Blessings, Tina DeJong

 

Volunteers Needed for Salvation Army Bell Ringers

The Salvation Army in Winner will be dusting off their red kettles in preparation for their traditional Christmas kettle campaign. Bell ringers have been a familiar site at the Shopko in Winner and kettles placed at several area businesses throughout the Christmas season.

The bell ringing season will kick off on Nov. 24 at Shopko in Winner and run through Dec. 24.

A total of 90 percent of the funds raised during the campaign stay in the Salvation Army Winner unit to assist families.

Last year more than 124 people received assistance from the Salvation Army in Winner and Tripp County. All funds raised are used locally for services such as a disaster due to fire, aid to residents, groceries and special projects that benefit the community youth and members. The Salvation Army Winner unit distributed 132 backpacks to area youth and schools.

The bells will be run Monday through Saturday and there will be no bell ringing on Sunday. The time for bell ringing will be 10 a.m. to as late as 8 p.m.

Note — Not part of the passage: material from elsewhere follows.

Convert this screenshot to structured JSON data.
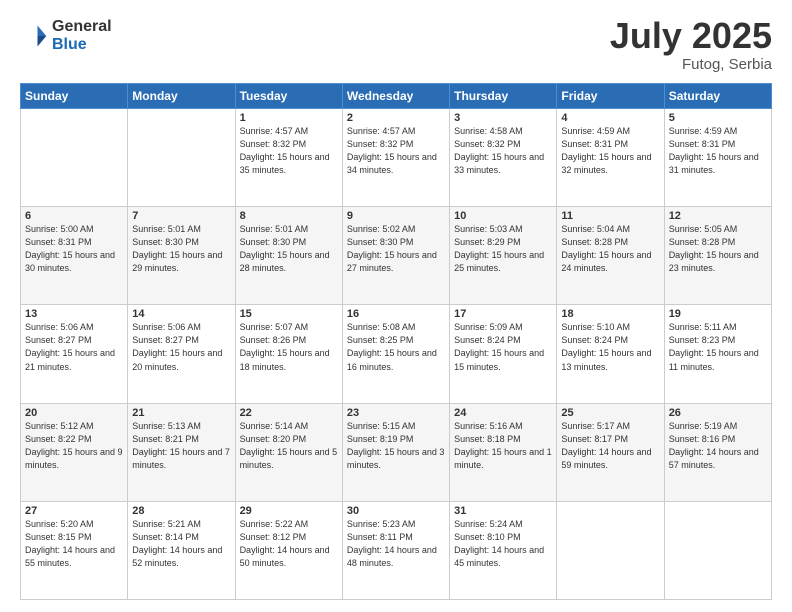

Organizations can pick a day and split it up into shifts among the members.

Persons can contact Shana Flakus at 842-2736